(Records for the task):

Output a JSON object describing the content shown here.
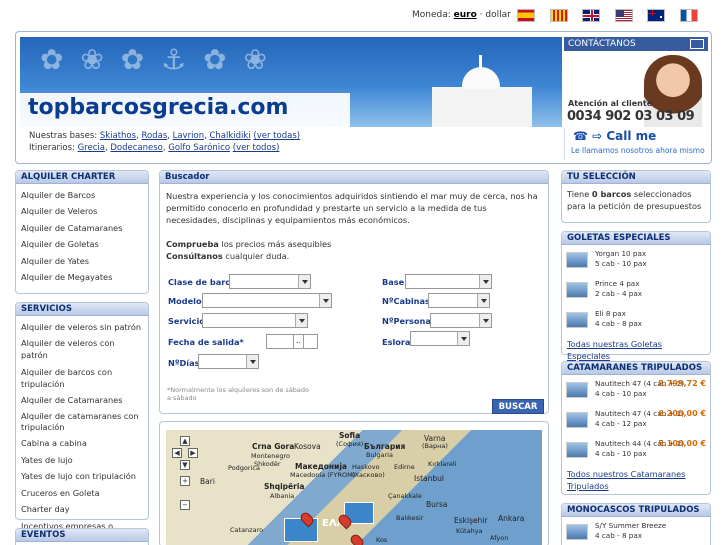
{
  "topbar": {
    "moneda_label": "Moneda:",
    "currency_active": "euro",
    "currency_sep": "·",
    "currency_other": "dollar",
    "languages": [
      "es",
      "ca",
      "en-gb",
      "en-us",
      "en-au",
      "fr"
    ]
  },
  "header": {
    "site_title": "topbarcosgrecia.com",
    "contact_label": "CONTÁCTANOS",
    "attention_label": "Atención al cliente",
    "phone": "0034 902 03 03 09",
    "callme_label": "☎ ⇨ Call me",
    "callme_sub": "Le llamamos nosotros ahora mismo",
    "bases_label": "Nuestras bases:",
    "bases": [
      "Skiathos",
      "Rodas",
      "Lavrion",
      "Chalkidiki"
    ],
    "bases_all": "(ver todas)",
    "itin_label": "Itinerarios:",
    "itineraries": [
      "Grecia",
      "Dodecaneso",
      "Golfo Sarónico"
    ],
    "itin_all": "(ver todos)"
  },
  "left": {
    "charter_title": "ALQUILER CHARTER",
    "charter_items": [
      "Alquiler de Barcos",
      "Alquiler de Veleros",
      "Alquiler de Catamaranes",
      "Alquiler de Goletas",
      "Alquiler de Yates",
      "Alquiler de Megayates"
    ],
    "services_title": "SERVICIOS",
    "services_items": [
      "Alquiler de veleros sin patrón",
      "Alquiler de veleros con patrón",
      "Alquiler de barcos con tripulación",
      "Alquiler de Catamaranes",
      "Alquiler de catamaranes con tripulación",
      "Cabina a cabina",
      "Yates de lujo",
      "Yates de lujo con tripulación",
      "Cruceros en Goleta",
      "Charter day",
      "Incentivos empresas o grupos"
    ],
    "events_title": "EVENTOS"
  },
  "search": {
    "title": "Buscador",
    "intro": "Nuestra experiencia y los conocimientos adquiridos sintiendo el mar muy de cerca, nos ha permitido conocerlo en profundidad y prestarte un servicio a la medida de tus necesidades, disciplinas y equipamientos más económicos.",
    "compare_bold": "Comprueba",
    "compare_rest": " los precios más asequibles",
    "consult_bold": "Consúltanos",
    "consult_rest": " cualquier duda.",
    "labels": {
      "clase": "Clase de barco",
      "modelo": "Modelo",
      "servicio": "Servicio",
      "fecha": "Fecha de salida*",
      "dias": "NºDías",
      "base": "Base",
      "cabinas": "NºCabinas",
      "personas": "NºPersonas",
      "eslora": "Eslora"
    },
    "date_btn": "..",
    "note_line1": "*Normalmente los alquileres son de sábado",
    "note_line2": "a sábado",
    "submit": "BUSCAR"
  },
  "map": {
    "labels": [
      "Crna Gora",
      "Kosova",
      "Sofia",
      "(София)",
      "Varna",
      "(Варна)",
      "Montenegro",
      "България",
      "Bulgaria",
      "Shkodër",
      "Македонија",
      "Podgorica",
      "Macedonia (FYROM)",
      "Haskovo",
      "(Хасково)",
      "Edirne",
      "Kırklareli",
      "Bari",
      "Shqipëria",
      "Albania",
      "Istanbul",
      "Çanakkale",
      "Bursa",
      "Balıkesir",
      "Eskişehir",
      "Ankara",
      "Catanzaro",
      "Kütahya",
      "Afyon",
      "ΕΛΛ",
      "Kos"
    ]
  },
  "right": {
    "selection_title": "TU SELECCIÓN",
    "selection_pre": "Tiene ",
    "selection_count": "0 barcos",
    "selection_post": " seleccionados para la petición de presupuestos",
    "goletas_title": "GOLETAS ESPECIALES",
    "goletas": [
      {
        "name": "Yorgan 10 pax",
        "detail": "5 cab - 10 pax"
      },
      {
        "name": "Prince 4 pax",
        "detail": "2 cab - 4 pax"
      },
      {
        "name": "Eli 8 pax",
        "detail": "4 cab - 8 pax"
      }
    ],
    "goletas_link": "Todas nuestras Goletas Especiales",
    "cats_title": "CATAMARANES TRIPULADOS",
    "cats": [
      {
        "name": "Nautitech 47 (4 cab + 2)",
        "detail": "4 cab - 10 pax",
        "price": "8.799,72 €"
      },
      {
        "name": "Nautitech 47 (4 cab + 2)",
        "detail": "4 cab - 12 pax",
        "price": "6.200,00 €"
      },
      {
        "name": "Nautitech 44 (4 cab + 2)",
        "detail": "4 cab - 10 pax",
        "price": "5.100,00 €"
      }
    ],
    "cats_link": "Todos nuestros Catamaranes Tripulados",
    "mono_title": "MONOCASCOS TRIPULADOS",
    "mono": [
      {
        "name": "S/Y Summer Breeze",
        "detail": "4 cab - 8 pax"
      }
    ]
  }
}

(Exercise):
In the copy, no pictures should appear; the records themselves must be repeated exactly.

(Answer for the task):
Output a JSON object describing the content shown here.
{
  "topbar": {
    "moneda_label": "Moneda:",
    "currency_active": "euro",
    "currency_sep": "·",
    "currency_other": "dollar",
    "languages": [
      "es",
      "ca",
      "en-gb",
      "en-us",
      "en-au",
      "fr"
    ]
  },
  "header": {
    "site_title": "topbarcosgrecia.com",
    "contact_label": "CONTÁCTANOS",
    "attention_label": "Atención al cliente",
    "phone": "0034 902 03 03 09",
    "callme_label": "☎ ⇨ Call me",
    "callme_sub": "Le llamamos nosotros ahora mismo",
    "bases_label": "Nuestras bases:",
    "bases": [
      "Skiathos",
      "Rodas",
      "Lavrion",
      "Chalkidiki"
    ],
    "bases_all": "(ver todas)",
    "itin_label": "Itinerarios:",
    "itineraries": [
      "Grecia",
      "Dodecaneso",
      "Golfo Sarónico"
    ],
    "itin_all": "(ver todos)"
  },
  "left": {
    "charter_title": "ALQUILER CHARTER",
    "charter_items": [
      "Alquiler de Barcos",
      "Alquiler de Veleros",
      "Alquiler de Catamaranes",
      "Alquiler de Goletas",
      "Alquiler de Yates",
      "Alquiler de Megayates"
    ],
    "services_title": "SERVICIOS",
    "services_items": [
      "Alquiler de veleros sin patrón",
      "Alquiler de veleros con patrón",
      "Alquiler de barcos con tripulación",
      "Alquiler de Catamaranes",
      "Alquiler de catamaranes con tripulación",
      "Cabina a cabina",
      "Yates de lujo",
      "Yates de lujo con tripulación",
      "Cruceros en Goleta",
      "Charter day",
      "Incentivos empresas o grupos"
    ],
    "events_title": "EVENTOS"
  },
  "search": {
    "title": "Buscador",
    "intro": "Nuestra experiencia y los conocimientos adquiridos sintiendo el mar muy de cerca, nos ha permitido conocerlo en profundidad y prestarte un servicio a la medida de tus necesidades, disciplinas y equipamientos más económicos.",
    "compare_bold": "Comprueba",
    "compare_rest": " los precios más asequibles",
    "consult_bold": "Consúltanos",
    "consult_rest": " cualquier duda.",
    "labels": {
      "clase": "Clase de barco",
      "modelo": "Modelo",
      "servicio": "Servicio",
      "fecha": "Fecha de salida*",
      "dias": "NºDías",
      "base": "Base",
      "cabinas": "NºCabinas",
      "personas": "NºPersonas",
      "eslora": "Eslora"
    },
    "date_btn": "..",
    "note_line1": "*Normalmente los alquileres son de sábado",
    "note_line2": "a sábado",
    "submit": "BUSCAR"
  },
  "map": {
    "labels": [
      "Crna Gora",
      "Kosova",
      "Sofia",
      "(София)",
      "Varna",
      "(Варна)",
      "Montenegro",
      "България",
      "Bulgaria",
      "Shkodër",
      "Македонија",
      "Podgorica",
      "Macedonia (FYROM)",
      "Haskovo",
      "(Хасково)",
      "Edirne",
      "Kırklareli",
      "Bari",
      "Shqipëria",
      "Albania",
      "Istanbul",
      "Çanakkale",
      "Bursa",
      "Balıkesir",
      "Eskişehir",
      "Ankara",
      "Catanzaro",
      "Kütahya",
      "Afyon",
      "ΕΛΛ",
      "Kos"
    ]
  },
  "right": {
    "selection_title": "TU SELECCIÓN",
    "selection_pre": "Tiene ",
    "selection_count": "0 barcos",
    "selection_post": " seleccionados para la petición de presupuestos",
    "goletas_title": "GOLETAS ESPECIALES",
    "goletas": [
      {
        "name": "Yorgan 10 pax",
        "detail": "5 cab - 10 pax"
      },
      {
        "name": "Prince 4 pax",
        "detail": "2 cab - 4 pax"
      },
      {
        "name": "Eli 8 pax",
        "detail": "4 cab - 8 pax"
      }
    ],
    "goletas_link": "Todas nuestras Goletas Especiales",
    "cats_title": "CATAMARANES TRIPULADOS",
    "cats": [
      {
        "name": "Nautitech 47 (4 cab + 2)",
        "detail": "4 cab - 10 pax",
        "price": "8.799,72 €"
      },
      {
        "name": "Nautitech 47 (4 cab + 2)",
        "detail": "4 cab - 12 pax",
        "price": "6.200,00 €"
      },
      {
        "name": "Nautitech 44 (4 cab + 2)",
        "detail": "4 cab - 10 pax",
        "price": "5.100,00 €"
      }
    ],
    "cats_link": "Todos nuestros Catamaranes Tripulados",
    "mono_title": "MONOCASCOS TRIPULADOS",
    "mono": [
      {
        "name": "S/Y Summer Breeze",
        "detail": "4 cab - 8 pax"
      }
    ]
  }
}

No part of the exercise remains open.